Over the years, I’ve had the unfortunate experience of seeing several friends die too young. In fact, the first anniversary of the death of one of my best friends occurred last month, making me reminisce about what it was like back when he was alive. And it’s weird to think about what’s happened since.
Death, in my mind, not only robs you of life, it robs you of being around to see what happens next. First of all, you wouldn’t know who else died right around the time you did. Even if Gene Simmons spontaneously combusted on stage the very night after your day of doom you wouldn’t know it. Your house could be hit by a tornado a day later, or your car totaled while Uncle so-in-so was drivin’ her home and you would have no idea any of it occurred. But I guess at that point you wouldn’t care, either.
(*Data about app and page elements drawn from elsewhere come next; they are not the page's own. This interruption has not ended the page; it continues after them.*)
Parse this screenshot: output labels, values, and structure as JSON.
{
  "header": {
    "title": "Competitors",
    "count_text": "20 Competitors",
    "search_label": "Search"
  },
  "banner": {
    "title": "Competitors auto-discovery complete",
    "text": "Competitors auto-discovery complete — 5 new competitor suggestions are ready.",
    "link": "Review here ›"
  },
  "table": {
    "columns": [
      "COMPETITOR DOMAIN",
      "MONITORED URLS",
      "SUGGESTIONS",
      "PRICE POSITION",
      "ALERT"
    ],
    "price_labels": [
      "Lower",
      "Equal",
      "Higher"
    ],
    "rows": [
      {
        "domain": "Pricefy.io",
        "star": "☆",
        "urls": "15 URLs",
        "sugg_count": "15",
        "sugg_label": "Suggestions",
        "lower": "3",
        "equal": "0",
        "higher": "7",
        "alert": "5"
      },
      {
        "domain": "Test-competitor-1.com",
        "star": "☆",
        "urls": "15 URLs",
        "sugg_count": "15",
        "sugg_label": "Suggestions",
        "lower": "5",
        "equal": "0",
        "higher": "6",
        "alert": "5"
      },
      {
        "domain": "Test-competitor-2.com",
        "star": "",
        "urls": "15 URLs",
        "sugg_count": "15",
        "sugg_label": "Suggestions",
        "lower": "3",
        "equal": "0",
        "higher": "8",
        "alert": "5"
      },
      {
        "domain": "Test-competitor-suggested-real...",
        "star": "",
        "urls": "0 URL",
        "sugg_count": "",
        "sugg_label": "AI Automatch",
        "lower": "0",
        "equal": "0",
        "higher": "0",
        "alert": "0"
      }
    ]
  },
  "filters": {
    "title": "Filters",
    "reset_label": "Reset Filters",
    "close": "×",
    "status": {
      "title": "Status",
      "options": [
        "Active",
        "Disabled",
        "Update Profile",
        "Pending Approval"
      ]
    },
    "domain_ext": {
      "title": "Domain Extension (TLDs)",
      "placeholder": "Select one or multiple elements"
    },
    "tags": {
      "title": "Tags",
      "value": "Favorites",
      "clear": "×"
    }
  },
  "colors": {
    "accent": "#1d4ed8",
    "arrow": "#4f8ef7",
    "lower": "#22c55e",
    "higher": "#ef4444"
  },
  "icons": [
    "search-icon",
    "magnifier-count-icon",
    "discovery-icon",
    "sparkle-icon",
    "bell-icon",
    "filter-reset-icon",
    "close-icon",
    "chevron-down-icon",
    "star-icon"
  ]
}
People who’ve lived through death-defying incidents love to tell, in painful detail, how they narrowly escaped a life-threatening situation. It’s always a car wreck where the cop on the scene admits how lucky you are to be alive. Or it’s some stupid feat you attempted like jumping off a cliff into a quarry pool, or trying to navigate a ski slope well above your skill level. These stories always end the same way—“I could’ve almost died.”
Probably the most harrowing story you’d ever be able to tell about yourself is how you died. But death cheats you out of that one too, leaving it for your friends to embellish in their own unique storytelling fashion. Even with creative license however, they’d never be able to capture the true feeling of knowing you’re about to die, or what it felt like when you actually went. Are you really supposed to move towards the light at the end of the tunnel?
I imagine one of the biggest pastimes in the hereafter is sitting around at the bar comparing stories of what it took to get you there: “The plane was going down, there was nothing we could do but scream and pray those last few minutes.” “That ain’t nothin,' I was eaten by sharks—sharks I tell ya! The horror.” “I was shanked in the prison shower 47 times—try that one.”
Then, just like in real life, you have those typical, run-of-the-mill stories: Cancer? Heart attack? Peacefully in your sleep of natural causes? All of those stories almost also end the same way—“My entire life flashed before my eyes.”
Another weird observation about dying is that people in graves haven’t eaten in a very long time. I get really hungry if I don’t eat at least one solid meal every day. Just think, you can’t have your favorite foods any more, or a drink for that matter. The lyrics to the Drive By Truckers’ song “Women & Whisky” includes the line “when I’m six feet under I think I’ll need a drink or two.” And that would be the best time to party your ass off—no more responsibilities, and you don’t even have to get up in the morning.
Trouble is you wouldn’t have anybody to party with. All the fun stuff is happening above ground and you’re missing it. I think about that a lot, too. All of the parties, concerts, movies and sunny days I’ll miss when I’m gone. The fact that my friends will be able to go on and enjoy those things without me really pisses me off. But then again, I sometimes feel a little guilty when I’m enjoying a good time my aforementioned buddy would’ve loved to experience right along with me.
People have their own concepts of death and dying, and what it’s like to be six feet under, missing all that’s going on up top. They say funerals are for the living, and that we spend too much time thinking about the one thing we won’t have to worry about once we’re the guests of honor.
Chuck Crowder is a local writer and general man about town. His opinions are his own.